Council Directive 2002/60/EC of 27 June 2002 laying down specific provisions for the control of African swine fever and amending Directive 92/119/EEC as regards Teschen disease and African swine fever (Text with EEA relevance)

Dórea FC, Swanenburg M, van Roermund H, Horigan V, de Vos C, Gale P, Lilja T, Comin A, Bahuon C, Zientara S, Young B, Vial F, Kosmider R and Lindberg A, 2017. Data collection for risk assessments on animal health. EFSA supporting publication,14(1):EN-1171, 209 pp. doi: 10.2903/sp.efsa.2017.EN-1171.

EFSA (European Food Safety Authority), online. African swine fever. Parma, Italy

EFSA AHAW Panel (EFSA Panel on Animal Health and Welfare), 2010. Scientific Opinion on the Role of Tick Vectors in the Epidemiology of Crimean Congo Hemorrhagic Fever and African Swine Fever in Eurasia. EFSA Journal 2010; 8(8): 1703, 156 pp.

EFSA AHAW Panel (EFSA Panel on Animal Health and Welfare), 2014. Scientific Opinion on African swine fever. EFSA Journal 2014;12(4):3628, 77 pp. doi:10.2903/j.efsa.2014.3628

Regulation (EU) 2016/429 of the European Parliament and of the Council of 9 March 2016 on transmissible animal diseases and amending and repealing certain acts in the area of animal health (‘Animal Health Law’)

Systematic Literature Review Protocol, COVETLAB consortium. Review Protocol 2021.

WOAH (World Organisation for Animal Health) Technical Disease Card: African swine fever. 2021.

WOAH (World Organisation for Animal Health), 2019. African Swine fever. Chapter 3.08.01. WOAH Terrestrial Manual 2019. WOAH, Paris, France

WOAH (World Organisation for Animal Health), 2021. African Swine fever. Chapter 15.1. WOAH Terrestrial Animal Health Code 2021. WOAH, Paris, France

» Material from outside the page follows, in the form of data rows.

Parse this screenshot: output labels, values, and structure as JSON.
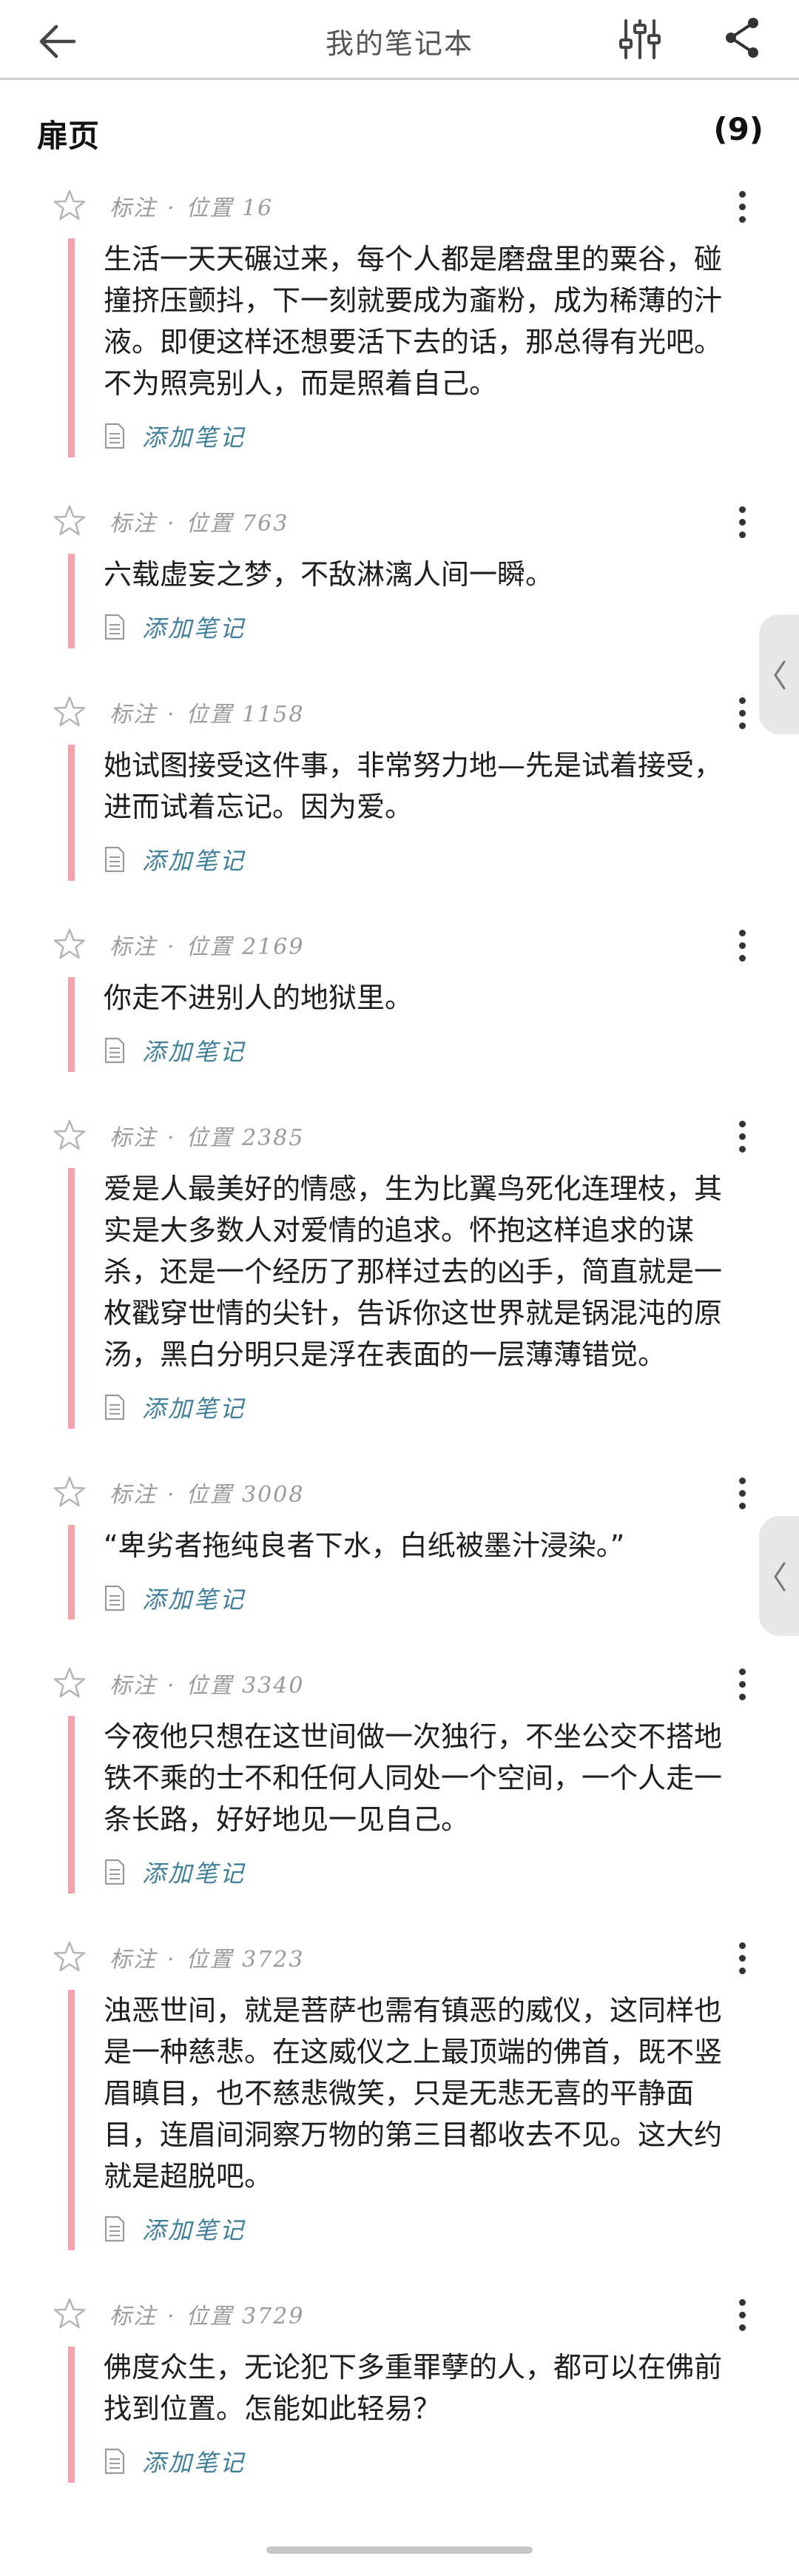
{
  "header": {
    "title": "我的笔记本",
    "icons": {
      "back": "back-arrow-icon",
      "filter": "filter-sliders-icon",
      "share": "share-icon"
    }
  },
  "section": {
    "title": "扉页",
    "count": "(9)"
  },
  "common": {
    "type_label": "标注",
    "separator": "·",
    "add_note_label": "添加笔记"
  },
  "colors": {
    "highlight_bar": "#f4a3ad",
    "link": "#3f7f9a",
    "meta": "#9b9b9b"
  },
  "notes": [
    {
      "location": "位置 16",
      "text": "生活一天天碾过来，每个人都是磨盘里的粟谷，碰撞挤压颤抖，下一刻就要成为齑粉，成为稀薄的汁液。即便这样还想要活下去的话，那总得有光吧。不为照亮别人，而是照着自己。"
    },
    {
      "location": "位置 763",
      "text": "六载虚妄之梦，不敌淋漓人间一瞬。"
    },
    {
      "location": "位置 1158",
      "text": "她试图接受这件事，非常努力地—先是试着接受，进而试着忘记。因为爱。"
    },
    {
      "location": "位置 2169",
      "text": "你走不进别人的地狱里。"
    },
    {
      "location": "位置 2385",
      "text": "爱是人最美好的情感，生为比翼鸟死化连理枝，其实是大多数人对爱情的追求。怀抱这样追求的谋杀，还是一个经历了那样过去的凶手，简直就是一枚戳穿世情的尖针，告诉你这世界就是锅混沌的原汤，黑白分明只是浮在表面的一层薄薄错觉。"
    },
    {
      "location": "位置 3008",
      "text": "“卑劣者拖纯良者下水，白纸被墨汁浸染。”"
    },
    {
      "location": "位置 3340",
      "text": "今夜他只想在这世间做一次独行，不坐公交不搭地铁不乘的士不和任何人同处一个空间，一个人走一条长路，好好地见一见自己。"
    },
    {
      "location": "位置 3723",
      "text": "浊恶世间，就是菩萨也需有镇恶的威仪，这同样也是一种慈悲。在这威仪之上最顶端的佛首，既不竖眉瞋目，也不慈悲微笑，只是无悲无喜的平静面目，连眉间洞察万物的第三目都收去不见。这大约就是超脱吧。"
    },
    {
      "location": "位置 3729",
      "text": "佛度众生，无论犯下多重罪孽的人，都可以在佛前找到位置。怎能如此轻易？"
    }
  ]
}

WOAH (World Organisation for Animal Health). Terrestrial Animal Health Code 2021. WOAH, Paris, France

WOAH-WAHIS (WOAH World Animal Health Information System)

References

The list of references displayed in this storymap is available on the right panel.

You can also download the complete list of references for each of the seven specific knowledge domains for which EFSA carries out systematic literature reviews regularly (living reviews):